Last Updated on August 25, 2020 by YGK News Staff
A student at Queen’s University is leading an effort to confront systemic discrimination at the Smith School of Business. Fourth year Commerce student Kelly Weiling Zou took to Instagram to create the page @Stolenbysmith, following years of inaction. The page was inspired by the @Blackatharvardlaw Instagram account, which sought to anonymously share stories of racism at Harvard Law School.
“The purpose of this campaign is to provide a safe and anonymous platform for QTBIPOC to share their experiences with racism, queerphobia, and all forms of discrimination during interactions with students from the Smith School of Business” wrote Zou on the Instagram page. In less than 3 days, the page’s popularity surpassed that of @Blackatharvardlaw, amassing a following of over 7000 people in 4 days. Over 140 accounts of discrimination have since been recorded.
Kelly Zou’s Experience
Zou shares her own experiences on the Instagram page. “My first year in commerce, like many other QTBIOC, was brutal. As a result of the environment of commerce, I developed severe clinical depression, anxiety and was later diagnosed with borderline personality disorder” Zou says.
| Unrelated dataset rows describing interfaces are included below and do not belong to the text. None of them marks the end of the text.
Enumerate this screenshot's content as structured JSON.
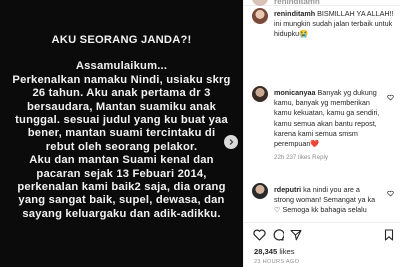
{
  "post": {
    "lines": [
      "AKU SEORANG JANDA?!",
      "",
      "Assamulaikum...",
      "Perkenalkan namaku Nindi, usiaku skrg",
      "26 tahun. Aku anak pertama dr 3",
      "bersaudara, Mantan suamiku anak",
      "tunggal. sesuai judul yang ku buat yaa",
      "bener, mantan suami tercintaku di",
      "rebut oleh seorang pelakor.",
      "Aku dan mantan Suami kenal dan",
      "pacaran sejak 13 Febuari 2014,",
      "perkenalan kami baik2 saja, dia orang",
      "yang sangat baik, supel, dewasa, dan",
      "sayang keluargaku dan adik-adikku."
    ]
  },
  "header": {
    "username": "reninditamh"
  },
  "comments": [
    {
      "username": "reninditamh",
      "lines": [
        "BISMILLAH YA ALLAH!!",
        "ini mungkin sudah jalan terbaik untuk",
        "hidupku😭"
      ],
      "meta": ""
    },
    {
      "username": "monicanyaa",
      "lines": [
        "Banyak yg dukung",
        "kamu, banyak yg memberikan",
        "kamu kekuatan, kamu ga sendiri,",
        "kamu semua akan bantu repost,",
        "karena kami semua smsm",
        "perempuan❤️"
      ],
      "meta": "22h   237 likes   Reply"
    },
    {
      "username": "rdeputri",
      "lines": [
        "ka nindi you are a",
        "strong woman! Semangat ya ka",
        "♡ Semoga kk bahagia selalu"
      ],
      "meta": ""
    }
  ],
  "likes": {
    "count": "28,345",
    "label": "likes"
  },
  "timestamp": "23 HOURS AGO",
  "colors": {
    "post_bg": "#0b0b0b",
    "heart": "#ed4956"
  }
}
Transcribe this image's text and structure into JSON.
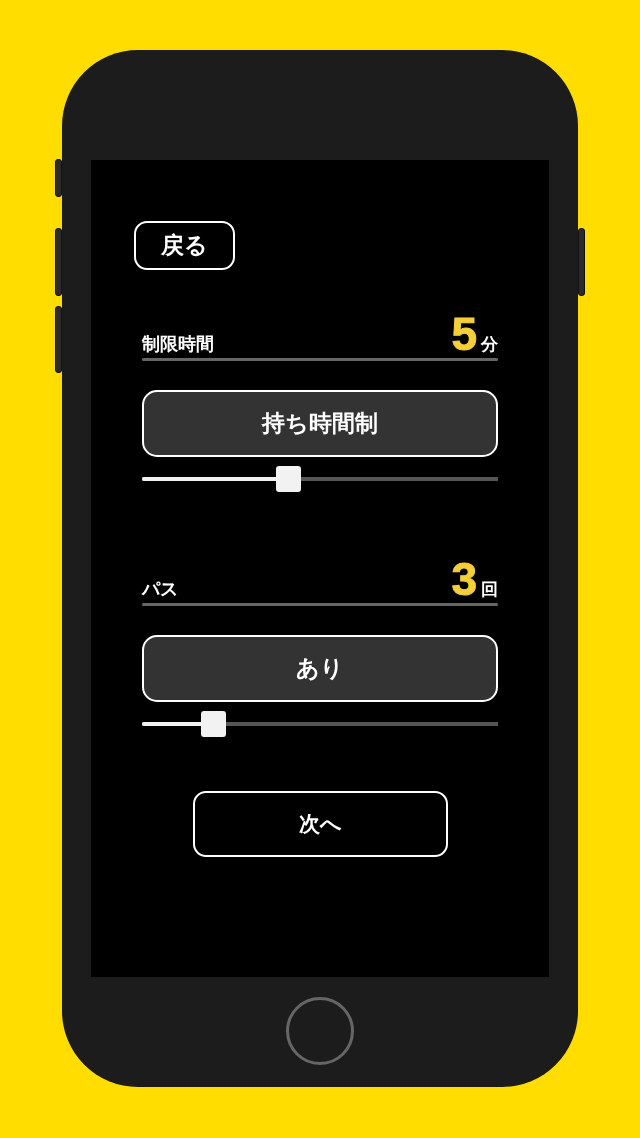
{
  "back_button": {
    "label": "戻る"
  },
  "settings": [
    {
      "label": "制限時間",
      "value": "5",
      "unit": "分",
      "mode": "持ち時間制",
      "level": 0.41
    },
    {
      "label": "パス",
      "value": "3",
      "unit": "回",
      "mode": "あり",
      "level": 0.2
    }
  ],
  "next_button": {
    "label": "次へ"
  }
}
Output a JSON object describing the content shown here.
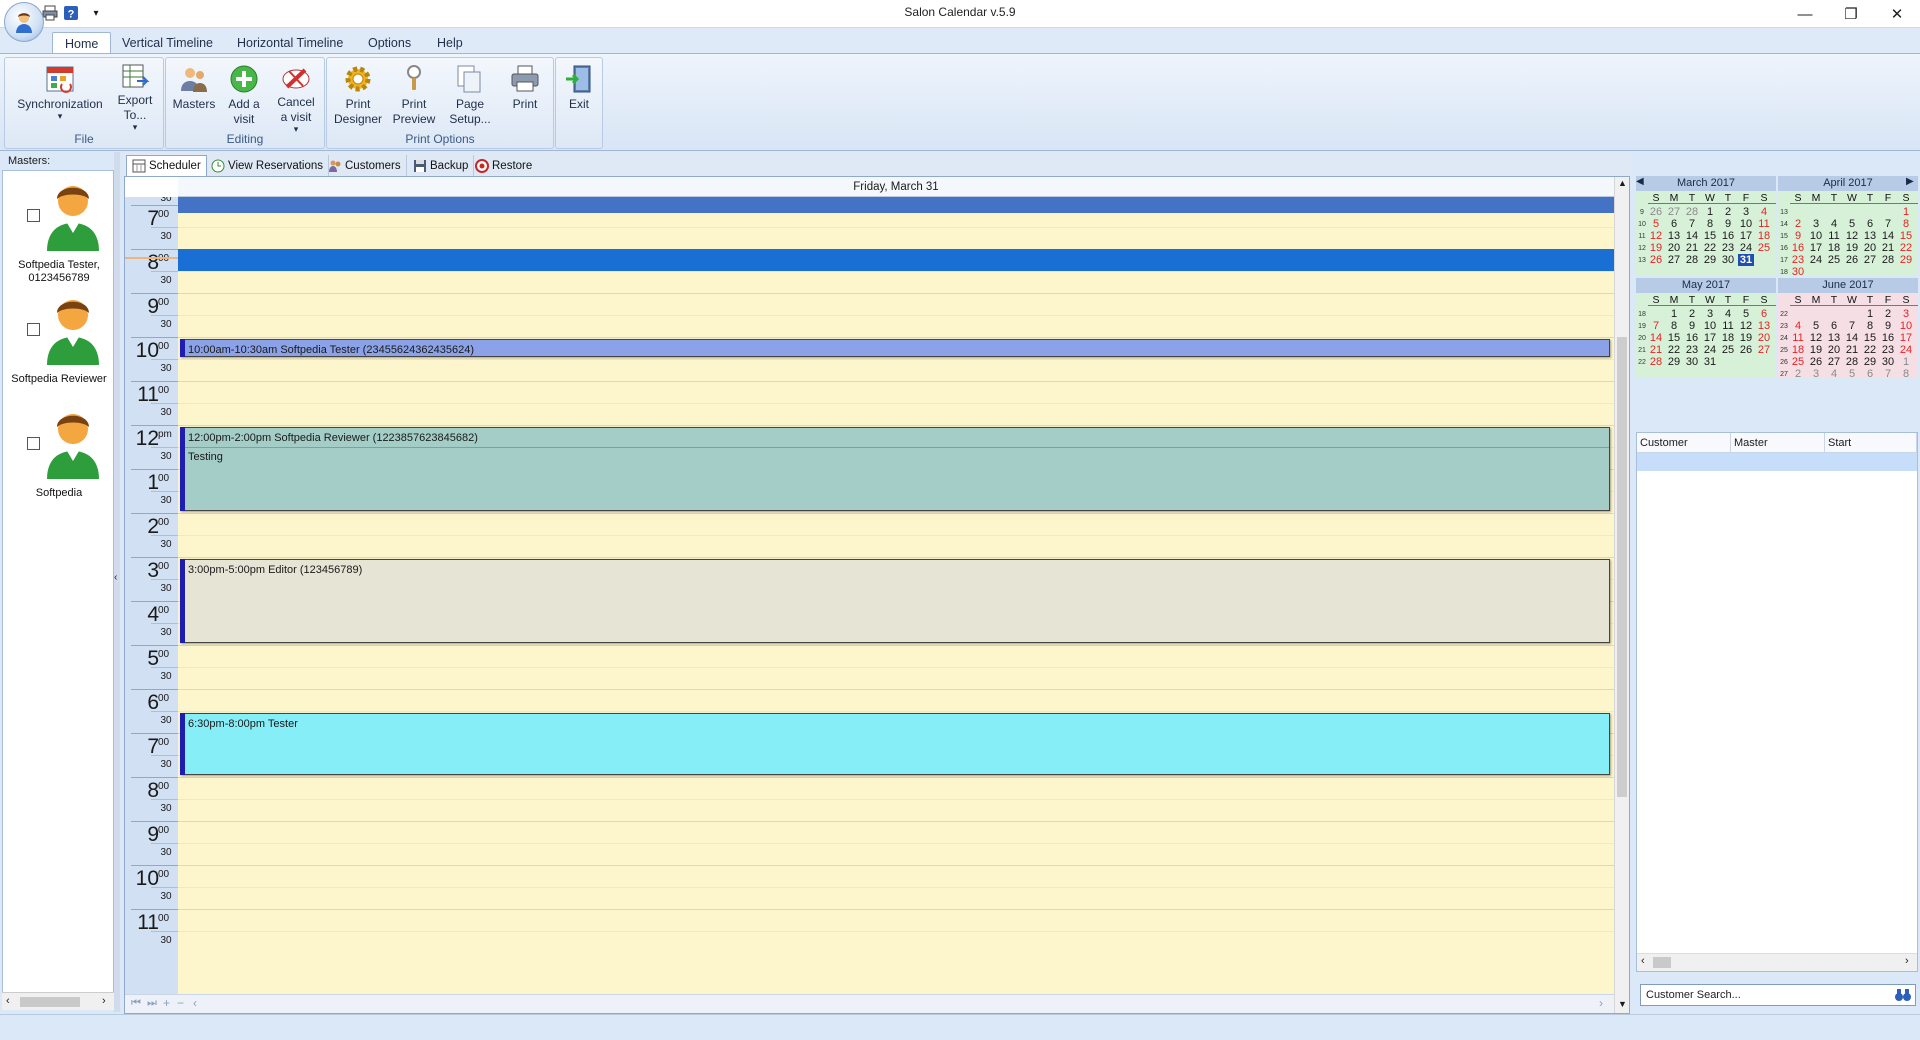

In her second and third year, Zou tried to engage in equity work, but found that the program has a very specific idea of what equity work looks like. For instance, Zou noted that the recommendations of the Diversity and Inclusivity Coordinator were often ignored or not implemented. “Black and Indigenous organizers are not listened to/prioritized in commerce” says Zou, from her experience engaging in equity initiatives within the department.
More Stories Begin to Arise
Over the following days, anonymous students and alumni began to share their experiences. Examples included being excluded from ComSoc student groups because of their race; students making fun of foreign professors due to their accents; the financial barrier caused by the programs tuition rate; recruiters discriminating students based on their sexual orientation, feeling that they hated being Asian while attending the program. “What I didn’t realize was that unless you are a white male from Toronto with connections from your private school, you weren’t getting a frosh rep position, which meant no boss role and would in turn make things significantly harder for you throughout the program, academically and otherwise. Discrimination was blatant” posted an anonymous student.
Queen’s University responds
Following a surge in its popularity, Brenda Brouwer, the Dean of the Smith School of Business, addressed the experiences felt by current and former students. “Recently a Smith student founded @StolenbySmith, an Instagram account to which student in our Commerce program have been posting experiences of oppression, discrimination and exclusion. The courage of those who have shared their stories is the catalyst for change. It’s imperative that we listen, take responsibility, and commit to meaningful action to cultivate an environment of inclusion, respect and dignity for all.” said Brouwer.
The Dean also contacted all commerce alumni via email to address the situation. “This has been a difficult time for many in the Smith Community, as issues of inequity, oppression, discrimination exclusion and systemic racism have been brought to the centre for us all.” said Dean Brouwer, in an email dated July 7th.
Weiling Zou has proposed to have a meeting with Lori Garnier, the Executive Director of Commerce Program, to discuss her concerns. She has yet to hear back from the department.
The Queen’s Commerce Society has also responded:
While there was some praise for the faculty’s response, students were left feeling like more could be done. “Instead I said I would like to see action in the form of a donation to Black Lives Matter, seeing that there are lacking commitments to support Indigenous and Black students in this program.” said Zou in a comment.
Calls beyond business program growing
Recent Calls to address systemic discrimination has not been limited to the Queen’s Faculty of Business. On June 25th, the Queen’s University Faculty of Law has announced that it would launch consultations on its building name, which is currently Sir John A. MacDonald Hall. “In response to concerns raised in this respect, we are therefore beginning a process of consultation on whether the name Sir John A. Macdonald continues to be appropriate for the law school’s building.” said Mark Walters, Dean of the Faculty of Law, in a statement on their website.
YGK news would like to thank Kelly Weiling Zou for allowing us to write this piece, and Matthew for his contribution to YGK News.